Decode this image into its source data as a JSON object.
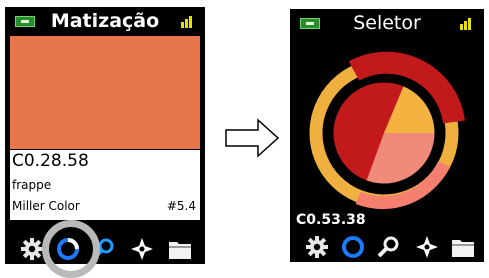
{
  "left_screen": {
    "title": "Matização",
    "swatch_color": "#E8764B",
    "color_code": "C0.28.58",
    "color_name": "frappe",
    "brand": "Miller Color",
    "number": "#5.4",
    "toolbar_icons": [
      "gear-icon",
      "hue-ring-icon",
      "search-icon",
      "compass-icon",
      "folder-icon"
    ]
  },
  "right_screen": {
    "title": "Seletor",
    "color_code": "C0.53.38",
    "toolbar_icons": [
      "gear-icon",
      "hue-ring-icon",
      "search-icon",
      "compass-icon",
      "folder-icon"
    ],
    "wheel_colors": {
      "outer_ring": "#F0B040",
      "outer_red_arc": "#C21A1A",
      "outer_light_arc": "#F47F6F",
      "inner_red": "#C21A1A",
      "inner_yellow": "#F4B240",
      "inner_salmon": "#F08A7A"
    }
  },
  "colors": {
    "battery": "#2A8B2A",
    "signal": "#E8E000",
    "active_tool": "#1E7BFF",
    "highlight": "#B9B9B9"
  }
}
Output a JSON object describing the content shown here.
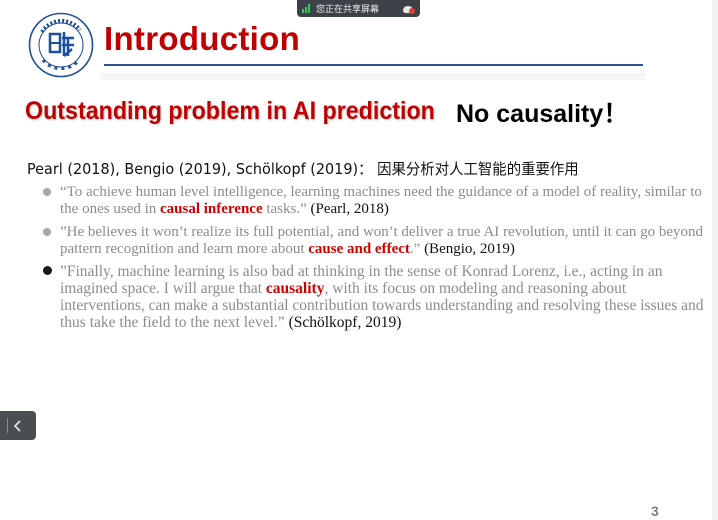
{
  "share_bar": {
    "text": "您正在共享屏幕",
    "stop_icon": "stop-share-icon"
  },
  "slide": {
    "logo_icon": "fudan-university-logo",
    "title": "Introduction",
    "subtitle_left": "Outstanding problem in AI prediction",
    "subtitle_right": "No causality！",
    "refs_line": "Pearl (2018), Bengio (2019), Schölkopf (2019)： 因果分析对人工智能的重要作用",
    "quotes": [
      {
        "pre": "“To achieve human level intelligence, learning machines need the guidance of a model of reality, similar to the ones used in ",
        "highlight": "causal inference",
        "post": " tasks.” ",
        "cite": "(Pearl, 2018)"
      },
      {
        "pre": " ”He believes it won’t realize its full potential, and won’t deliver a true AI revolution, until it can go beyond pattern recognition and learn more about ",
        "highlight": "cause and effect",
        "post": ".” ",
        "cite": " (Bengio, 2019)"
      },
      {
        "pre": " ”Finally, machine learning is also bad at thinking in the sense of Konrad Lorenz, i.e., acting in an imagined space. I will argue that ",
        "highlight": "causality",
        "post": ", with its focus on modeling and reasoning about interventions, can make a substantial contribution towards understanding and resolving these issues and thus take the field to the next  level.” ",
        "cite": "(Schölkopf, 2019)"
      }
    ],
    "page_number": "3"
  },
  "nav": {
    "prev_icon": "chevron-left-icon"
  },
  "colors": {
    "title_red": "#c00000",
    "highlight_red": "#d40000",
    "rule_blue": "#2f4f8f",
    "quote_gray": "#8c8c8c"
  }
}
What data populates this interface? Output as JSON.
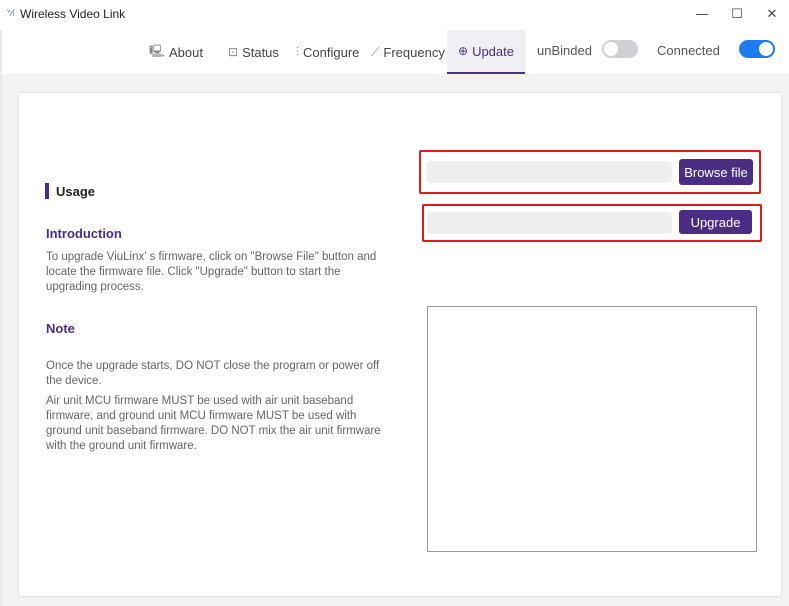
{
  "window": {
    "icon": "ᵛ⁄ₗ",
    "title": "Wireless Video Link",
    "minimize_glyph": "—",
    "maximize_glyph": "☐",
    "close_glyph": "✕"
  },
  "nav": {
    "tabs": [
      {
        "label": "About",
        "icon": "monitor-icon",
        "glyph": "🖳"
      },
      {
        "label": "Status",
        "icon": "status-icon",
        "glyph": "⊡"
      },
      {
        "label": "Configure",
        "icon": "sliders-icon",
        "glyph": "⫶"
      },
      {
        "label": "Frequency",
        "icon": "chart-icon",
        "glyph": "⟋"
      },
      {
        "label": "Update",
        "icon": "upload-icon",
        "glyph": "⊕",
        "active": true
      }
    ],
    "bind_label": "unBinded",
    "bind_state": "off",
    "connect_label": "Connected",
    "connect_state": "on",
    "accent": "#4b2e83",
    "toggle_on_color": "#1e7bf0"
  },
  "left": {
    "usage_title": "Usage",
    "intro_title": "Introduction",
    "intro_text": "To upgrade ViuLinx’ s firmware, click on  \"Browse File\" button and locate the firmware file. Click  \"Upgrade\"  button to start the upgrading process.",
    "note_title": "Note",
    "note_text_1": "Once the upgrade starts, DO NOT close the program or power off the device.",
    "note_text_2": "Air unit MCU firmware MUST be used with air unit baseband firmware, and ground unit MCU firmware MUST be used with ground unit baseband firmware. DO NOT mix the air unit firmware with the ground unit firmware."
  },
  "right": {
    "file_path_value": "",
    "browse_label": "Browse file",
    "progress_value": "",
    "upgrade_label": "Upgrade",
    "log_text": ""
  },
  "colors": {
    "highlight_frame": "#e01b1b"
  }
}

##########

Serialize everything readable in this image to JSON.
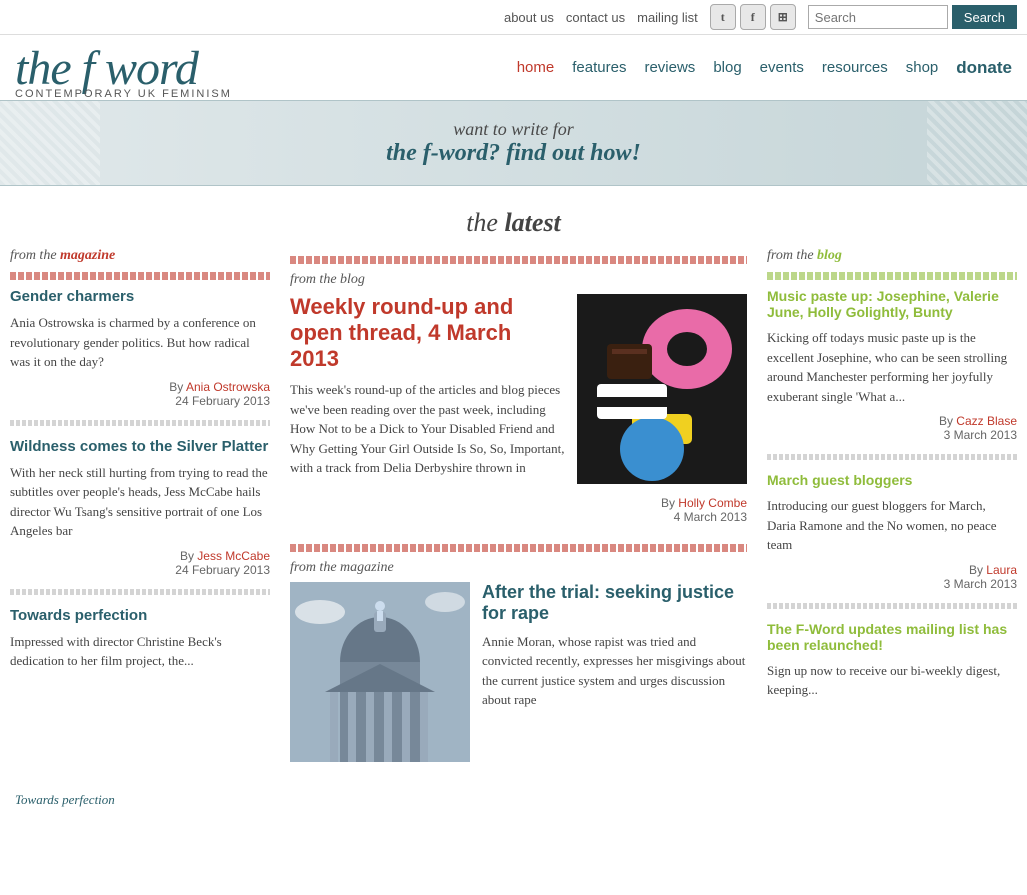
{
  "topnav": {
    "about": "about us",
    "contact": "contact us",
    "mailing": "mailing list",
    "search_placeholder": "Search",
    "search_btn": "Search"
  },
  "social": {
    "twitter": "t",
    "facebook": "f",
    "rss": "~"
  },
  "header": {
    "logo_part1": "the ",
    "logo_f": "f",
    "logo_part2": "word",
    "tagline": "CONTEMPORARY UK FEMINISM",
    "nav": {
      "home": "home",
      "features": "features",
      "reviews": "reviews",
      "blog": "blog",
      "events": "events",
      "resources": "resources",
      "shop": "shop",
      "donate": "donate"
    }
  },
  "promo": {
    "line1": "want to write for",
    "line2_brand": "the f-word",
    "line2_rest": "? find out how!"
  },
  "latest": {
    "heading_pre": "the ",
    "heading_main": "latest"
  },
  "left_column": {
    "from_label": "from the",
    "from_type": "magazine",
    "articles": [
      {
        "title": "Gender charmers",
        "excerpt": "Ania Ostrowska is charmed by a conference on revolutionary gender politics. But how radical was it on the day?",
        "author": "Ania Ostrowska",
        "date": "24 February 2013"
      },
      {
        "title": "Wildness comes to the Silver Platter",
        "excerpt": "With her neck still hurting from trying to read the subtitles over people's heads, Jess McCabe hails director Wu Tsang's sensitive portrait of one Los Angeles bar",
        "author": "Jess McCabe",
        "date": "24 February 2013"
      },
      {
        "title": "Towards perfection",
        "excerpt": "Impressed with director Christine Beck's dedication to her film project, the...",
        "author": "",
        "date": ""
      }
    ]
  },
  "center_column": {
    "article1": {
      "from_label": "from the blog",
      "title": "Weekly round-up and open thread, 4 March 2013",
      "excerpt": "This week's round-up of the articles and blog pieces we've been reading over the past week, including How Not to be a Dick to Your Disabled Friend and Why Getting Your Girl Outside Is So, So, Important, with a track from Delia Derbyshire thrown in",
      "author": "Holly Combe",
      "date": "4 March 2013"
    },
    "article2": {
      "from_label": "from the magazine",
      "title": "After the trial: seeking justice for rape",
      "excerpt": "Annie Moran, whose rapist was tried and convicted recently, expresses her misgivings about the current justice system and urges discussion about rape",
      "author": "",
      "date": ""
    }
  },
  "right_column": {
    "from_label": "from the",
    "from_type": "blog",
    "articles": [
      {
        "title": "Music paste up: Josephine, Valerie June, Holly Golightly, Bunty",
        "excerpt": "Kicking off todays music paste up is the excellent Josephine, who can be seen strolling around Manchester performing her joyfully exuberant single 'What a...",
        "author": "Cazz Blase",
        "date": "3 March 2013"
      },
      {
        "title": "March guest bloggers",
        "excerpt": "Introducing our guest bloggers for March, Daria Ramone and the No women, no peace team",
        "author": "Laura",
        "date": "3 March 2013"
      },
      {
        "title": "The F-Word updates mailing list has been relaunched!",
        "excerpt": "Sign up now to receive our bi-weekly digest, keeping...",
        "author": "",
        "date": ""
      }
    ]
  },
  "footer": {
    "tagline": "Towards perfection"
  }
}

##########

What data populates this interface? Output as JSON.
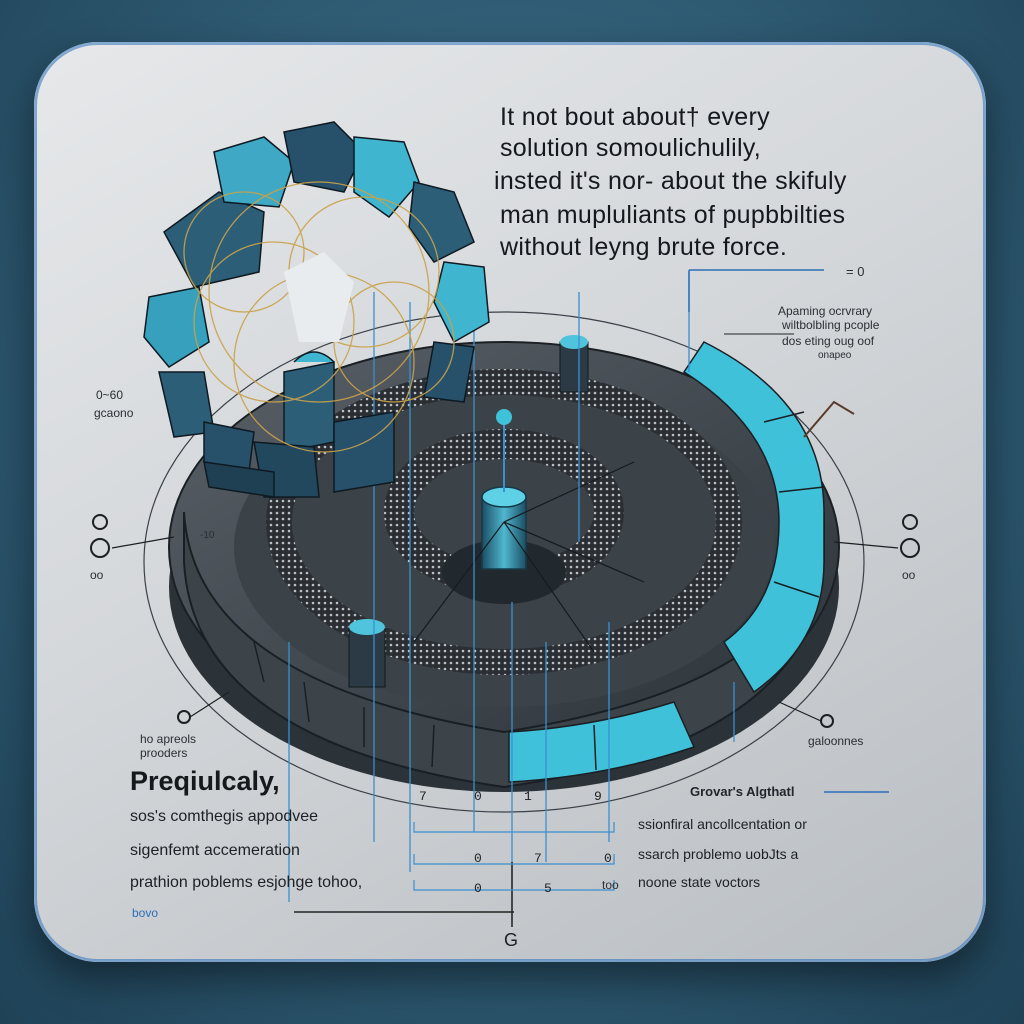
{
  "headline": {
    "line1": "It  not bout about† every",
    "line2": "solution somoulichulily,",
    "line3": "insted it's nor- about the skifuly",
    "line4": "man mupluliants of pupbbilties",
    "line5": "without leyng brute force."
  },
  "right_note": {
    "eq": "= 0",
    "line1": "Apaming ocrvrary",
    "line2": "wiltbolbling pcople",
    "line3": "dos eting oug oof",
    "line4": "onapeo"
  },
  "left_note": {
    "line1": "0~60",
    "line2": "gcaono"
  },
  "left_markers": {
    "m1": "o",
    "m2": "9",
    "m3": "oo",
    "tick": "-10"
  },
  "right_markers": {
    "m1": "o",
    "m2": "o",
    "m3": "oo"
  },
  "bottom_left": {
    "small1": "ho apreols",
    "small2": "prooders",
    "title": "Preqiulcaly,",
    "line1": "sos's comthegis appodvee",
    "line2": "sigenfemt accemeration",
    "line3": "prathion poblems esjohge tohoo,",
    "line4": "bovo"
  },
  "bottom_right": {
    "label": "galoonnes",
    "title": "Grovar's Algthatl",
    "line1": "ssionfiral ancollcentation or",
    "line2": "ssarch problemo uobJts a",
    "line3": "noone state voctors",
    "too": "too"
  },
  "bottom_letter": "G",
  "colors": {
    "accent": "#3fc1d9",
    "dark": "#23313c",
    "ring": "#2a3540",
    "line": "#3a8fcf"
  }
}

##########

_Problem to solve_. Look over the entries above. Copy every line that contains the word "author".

_Your response_.
        "author": "Ania Ostrowska",
        "author": "Jess McCabe",
        "author": "",
      "author": "Holly Combe",
      "author": "",
        "author": "Cazz Blase",
        "author": "Laura",
        "author": "",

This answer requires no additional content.